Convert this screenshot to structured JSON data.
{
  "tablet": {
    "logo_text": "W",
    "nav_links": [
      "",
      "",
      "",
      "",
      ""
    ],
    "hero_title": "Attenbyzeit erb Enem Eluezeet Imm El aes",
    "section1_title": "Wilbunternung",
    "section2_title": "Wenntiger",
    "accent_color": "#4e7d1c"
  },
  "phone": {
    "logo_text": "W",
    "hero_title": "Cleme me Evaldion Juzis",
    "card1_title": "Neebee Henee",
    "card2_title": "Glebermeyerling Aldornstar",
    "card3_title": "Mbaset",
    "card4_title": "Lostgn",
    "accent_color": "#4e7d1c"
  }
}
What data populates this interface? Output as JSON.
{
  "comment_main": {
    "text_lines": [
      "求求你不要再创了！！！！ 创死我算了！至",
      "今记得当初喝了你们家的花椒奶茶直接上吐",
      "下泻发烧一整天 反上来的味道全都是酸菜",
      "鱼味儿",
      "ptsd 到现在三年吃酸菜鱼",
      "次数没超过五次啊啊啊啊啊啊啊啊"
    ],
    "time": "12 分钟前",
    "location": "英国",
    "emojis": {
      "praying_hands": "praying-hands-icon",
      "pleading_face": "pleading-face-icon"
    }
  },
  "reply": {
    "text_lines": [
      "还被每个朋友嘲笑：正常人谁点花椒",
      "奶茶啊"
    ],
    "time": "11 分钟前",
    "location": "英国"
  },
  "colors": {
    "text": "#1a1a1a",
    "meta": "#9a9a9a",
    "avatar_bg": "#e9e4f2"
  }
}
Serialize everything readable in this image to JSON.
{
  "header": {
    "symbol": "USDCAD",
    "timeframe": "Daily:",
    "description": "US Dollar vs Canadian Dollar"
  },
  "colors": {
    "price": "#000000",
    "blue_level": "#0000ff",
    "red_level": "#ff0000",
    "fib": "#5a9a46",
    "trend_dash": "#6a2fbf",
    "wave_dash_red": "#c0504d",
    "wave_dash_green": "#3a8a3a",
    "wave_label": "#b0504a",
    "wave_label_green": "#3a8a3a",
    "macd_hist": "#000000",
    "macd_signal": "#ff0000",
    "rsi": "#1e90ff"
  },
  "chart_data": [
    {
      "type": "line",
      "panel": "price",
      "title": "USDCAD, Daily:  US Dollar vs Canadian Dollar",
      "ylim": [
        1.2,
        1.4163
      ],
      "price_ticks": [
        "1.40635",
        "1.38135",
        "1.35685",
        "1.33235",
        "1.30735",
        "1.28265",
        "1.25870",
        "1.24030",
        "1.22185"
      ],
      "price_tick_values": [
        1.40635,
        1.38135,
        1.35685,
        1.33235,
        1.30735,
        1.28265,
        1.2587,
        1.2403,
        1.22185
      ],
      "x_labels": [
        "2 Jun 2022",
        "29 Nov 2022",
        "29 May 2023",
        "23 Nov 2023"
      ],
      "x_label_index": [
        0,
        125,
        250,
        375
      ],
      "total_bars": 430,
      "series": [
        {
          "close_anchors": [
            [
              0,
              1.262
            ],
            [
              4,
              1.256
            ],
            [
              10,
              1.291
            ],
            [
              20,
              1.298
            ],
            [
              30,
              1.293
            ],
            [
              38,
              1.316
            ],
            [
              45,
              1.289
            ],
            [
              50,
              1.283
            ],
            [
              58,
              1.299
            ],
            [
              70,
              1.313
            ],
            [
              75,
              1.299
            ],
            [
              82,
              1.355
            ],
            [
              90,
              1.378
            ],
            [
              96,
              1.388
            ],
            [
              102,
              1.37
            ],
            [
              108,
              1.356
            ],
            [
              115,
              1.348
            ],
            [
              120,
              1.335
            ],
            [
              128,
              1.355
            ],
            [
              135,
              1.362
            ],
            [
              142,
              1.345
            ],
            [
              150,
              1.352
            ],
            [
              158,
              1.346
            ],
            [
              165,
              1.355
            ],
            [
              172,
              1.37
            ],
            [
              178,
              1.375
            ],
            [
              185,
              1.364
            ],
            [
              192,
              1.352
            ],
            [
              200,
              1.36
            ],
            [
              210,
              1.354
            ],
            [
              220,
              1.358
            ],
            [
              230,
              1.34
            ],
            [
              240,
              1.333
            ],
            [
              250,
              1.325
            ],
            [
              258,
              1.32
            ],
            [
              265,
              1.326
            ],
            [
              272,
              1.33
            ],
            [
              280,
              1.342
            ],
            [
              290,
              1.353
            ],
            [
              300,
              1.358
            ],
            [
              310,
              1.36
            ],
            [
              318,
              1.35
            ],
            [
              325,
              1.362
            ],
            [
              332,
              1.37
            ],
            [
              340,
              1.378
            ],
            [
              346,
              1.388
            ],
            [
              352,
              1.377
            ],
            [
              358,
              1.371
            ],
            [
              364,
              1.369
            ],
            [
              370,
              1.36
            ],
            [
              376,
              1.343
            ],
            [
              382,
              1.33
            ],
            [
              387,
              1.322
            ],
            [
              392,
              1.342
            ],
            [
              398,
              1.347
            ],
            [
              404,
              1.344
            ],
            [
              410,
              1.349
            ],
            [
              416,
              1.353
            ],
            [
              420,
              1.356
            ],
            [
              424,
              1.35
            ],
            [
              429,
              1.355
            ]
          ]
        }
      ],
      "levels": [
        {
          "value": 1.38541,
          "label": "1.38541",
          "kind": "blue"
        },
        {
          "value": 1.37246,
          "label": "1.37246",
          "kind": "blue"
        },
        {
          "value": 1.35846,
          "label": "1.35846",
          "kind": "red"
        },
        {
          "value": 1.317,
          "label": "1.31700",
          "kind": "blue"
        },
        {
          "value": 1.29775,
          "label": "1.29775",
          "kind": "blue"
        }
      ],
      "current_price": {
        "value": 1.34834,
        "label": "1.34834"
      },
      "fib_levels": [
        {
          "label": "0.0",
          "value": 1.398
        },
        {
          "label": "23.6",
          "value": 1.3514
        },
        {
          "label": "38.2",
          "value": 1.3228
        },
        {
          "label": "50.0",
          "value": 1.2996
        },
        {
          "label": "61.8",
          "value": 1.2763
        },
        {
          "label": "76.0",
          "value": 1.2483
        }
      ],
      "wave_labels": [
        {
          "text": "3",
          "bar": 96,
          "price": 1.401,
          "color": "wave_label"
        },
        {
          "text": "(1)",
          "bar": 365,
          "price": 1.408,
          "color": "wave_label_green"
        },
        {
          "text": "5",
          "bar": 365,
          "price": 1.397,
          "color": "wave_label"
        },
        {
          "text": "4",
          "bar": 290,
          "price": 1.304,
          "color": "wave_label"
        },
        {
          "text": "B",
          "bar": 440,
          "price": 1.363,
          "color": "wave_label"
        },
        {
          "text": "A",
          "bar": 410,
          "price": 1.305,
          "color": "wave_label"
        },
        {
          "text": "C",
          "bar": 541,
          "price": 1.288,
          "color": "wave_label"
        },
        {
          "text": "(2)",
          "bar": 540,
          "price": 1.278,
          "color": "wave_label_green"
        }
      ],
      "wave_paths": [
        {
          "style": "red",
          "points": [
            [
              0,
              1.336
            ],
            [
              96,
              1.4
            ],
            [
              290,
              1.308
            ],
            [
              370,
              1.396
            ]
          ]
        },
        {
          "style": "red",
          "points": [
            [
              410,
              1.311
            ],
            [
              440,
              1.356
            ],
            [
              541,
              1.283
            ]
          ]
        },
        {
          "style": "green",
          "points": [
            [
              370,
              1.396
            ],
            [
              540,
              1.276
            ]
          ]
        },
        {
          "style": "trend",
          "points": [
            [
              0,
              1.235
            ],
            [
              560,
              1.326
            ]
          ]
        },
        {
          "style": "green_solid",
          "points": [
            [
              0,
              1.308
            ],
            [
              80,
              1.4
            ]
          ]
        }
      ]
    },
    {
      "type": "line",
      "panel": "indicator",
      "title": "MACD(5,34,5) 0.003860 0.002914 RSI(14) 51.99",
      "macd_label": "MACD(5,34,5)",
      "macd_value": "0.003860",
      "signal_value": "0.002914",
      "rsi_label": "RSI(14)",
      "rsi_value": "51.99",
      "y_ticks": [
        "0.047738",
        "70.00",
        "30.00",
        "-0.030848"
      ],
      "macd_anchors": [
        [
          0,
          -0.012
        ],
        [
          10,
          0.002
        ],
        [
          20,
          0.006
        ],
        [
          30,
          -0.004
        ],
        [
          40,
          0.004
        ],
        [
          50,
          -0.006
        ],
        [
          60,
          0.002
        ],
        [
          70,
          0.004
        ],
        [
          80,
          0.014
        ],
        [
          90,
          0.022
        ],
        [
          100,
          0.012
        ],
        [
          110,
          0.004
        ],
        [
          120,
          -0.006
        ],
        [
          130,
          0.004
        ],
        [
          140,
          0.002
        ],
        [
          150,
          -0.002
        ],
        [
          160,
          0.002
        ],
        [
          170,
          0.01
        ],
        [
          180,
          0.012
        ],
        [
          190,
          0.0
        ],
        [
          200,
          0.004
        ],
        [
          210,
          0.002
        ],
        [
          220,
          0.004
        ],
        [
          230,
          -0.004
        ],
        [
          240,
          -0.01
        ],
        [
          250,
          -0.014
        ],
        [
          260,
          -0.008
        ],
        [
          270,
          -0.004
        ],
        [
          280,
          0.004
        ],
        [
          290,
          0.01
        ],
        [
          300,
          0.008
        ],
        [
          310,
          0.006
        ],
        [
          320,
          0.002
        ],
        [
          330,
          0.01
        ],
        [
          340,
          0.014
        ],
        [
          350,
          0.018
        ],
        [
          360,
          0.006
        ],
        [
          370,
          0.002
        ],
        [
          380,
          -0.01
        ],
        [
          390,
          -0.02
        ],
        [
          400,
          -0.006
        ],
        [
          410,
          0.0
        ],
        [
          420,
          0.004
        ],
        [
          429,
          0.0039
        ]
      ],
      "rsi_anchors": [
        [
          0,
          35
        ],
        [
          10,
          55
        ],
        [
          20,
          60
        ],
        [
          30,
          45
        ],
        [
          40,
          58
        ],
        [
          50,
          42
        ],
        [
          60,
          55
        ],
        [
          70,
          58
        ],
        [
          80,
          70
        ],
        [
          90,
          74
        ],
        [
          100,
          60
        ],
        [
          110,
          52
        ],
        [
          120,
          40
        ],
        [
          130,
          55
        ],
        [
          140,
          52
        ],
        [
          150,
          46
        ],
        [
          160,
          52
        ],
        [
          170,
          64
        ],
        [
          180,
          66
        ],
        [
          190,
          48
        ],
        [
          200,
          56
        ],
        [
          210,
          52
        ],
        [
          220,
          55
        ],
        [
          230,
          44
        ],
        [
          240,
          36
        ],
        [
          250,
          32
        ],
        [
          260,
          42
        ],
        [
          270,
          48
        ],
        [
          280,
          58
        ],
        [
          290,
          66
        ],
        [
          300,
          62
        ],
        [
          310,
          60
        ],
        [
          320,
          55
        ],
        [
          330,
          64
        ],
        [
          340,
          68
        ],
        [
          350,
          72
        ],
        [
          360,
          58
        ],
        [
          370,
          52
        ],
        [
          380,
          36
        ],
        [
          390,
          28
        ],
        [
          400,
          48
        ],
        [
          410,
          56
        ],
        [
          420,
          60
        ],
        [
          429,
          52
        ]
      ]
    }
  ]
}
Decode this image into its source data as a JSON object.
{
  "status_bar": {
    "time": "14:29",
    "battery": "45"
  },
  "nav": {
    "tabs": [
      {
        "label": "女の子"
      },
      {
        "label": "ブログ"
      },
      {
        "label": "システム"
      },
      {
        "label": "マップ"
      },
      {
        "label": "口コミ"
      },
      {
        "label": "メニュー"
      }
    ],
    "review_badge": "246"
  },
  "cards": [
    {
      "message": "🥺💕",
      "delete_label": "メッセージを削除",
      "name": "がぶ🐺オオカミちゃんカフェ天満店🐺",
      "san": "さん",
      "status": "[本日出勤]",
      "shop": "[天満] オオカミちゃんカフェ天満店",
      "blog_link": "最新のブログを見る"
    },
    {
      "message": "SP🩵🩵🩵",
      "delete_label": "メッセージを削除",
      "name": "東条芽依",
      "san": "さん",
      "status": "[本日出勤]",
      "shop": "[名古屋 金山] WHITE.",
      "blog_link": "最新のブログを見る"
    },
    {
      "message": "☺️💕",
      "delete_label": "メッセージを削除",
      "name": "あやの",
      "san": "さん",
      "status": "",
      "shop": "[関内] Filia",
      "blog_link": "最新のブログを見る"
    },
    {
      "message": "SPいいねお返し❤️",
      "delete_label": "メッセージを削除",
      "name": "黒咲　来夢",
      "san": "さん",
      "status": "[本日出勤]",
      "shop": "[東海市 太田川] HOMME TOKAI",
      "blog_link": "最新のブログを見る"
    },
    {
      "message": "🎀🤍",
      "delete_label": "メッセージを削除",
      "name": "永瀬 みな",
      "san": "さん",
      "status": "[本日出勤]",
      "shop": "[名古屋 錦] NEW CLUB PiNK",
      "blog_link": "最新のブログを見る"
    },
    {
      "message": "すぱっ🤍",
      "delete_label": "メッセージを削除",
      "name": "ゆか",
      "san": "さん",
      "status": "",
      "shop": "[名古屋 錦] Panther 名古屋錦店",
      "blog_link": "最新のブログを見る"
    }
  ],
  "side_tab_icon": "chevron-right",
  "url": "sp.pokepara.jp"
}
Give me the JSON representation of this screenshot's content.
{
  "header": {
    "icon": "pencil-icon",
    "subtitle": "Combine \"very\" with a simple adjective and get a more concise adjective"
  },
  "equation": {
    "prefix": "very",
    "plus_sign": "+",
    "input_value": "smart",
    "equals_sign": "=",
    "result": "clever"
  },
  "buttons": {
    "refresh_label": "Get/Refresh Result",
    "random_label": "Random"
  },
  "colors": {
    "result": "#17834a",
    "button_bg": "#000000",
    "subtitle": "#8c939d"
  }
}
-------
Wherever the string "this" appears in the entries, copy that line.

### Exercise solution
Convert this screenshot to structured JSON data.
What data populates this interface? Output as JSON.
Serialize everything readable in this image to JSON.
Decode this image into its source data as a JSON object.
Give me the JSON representation of this screenshot's content.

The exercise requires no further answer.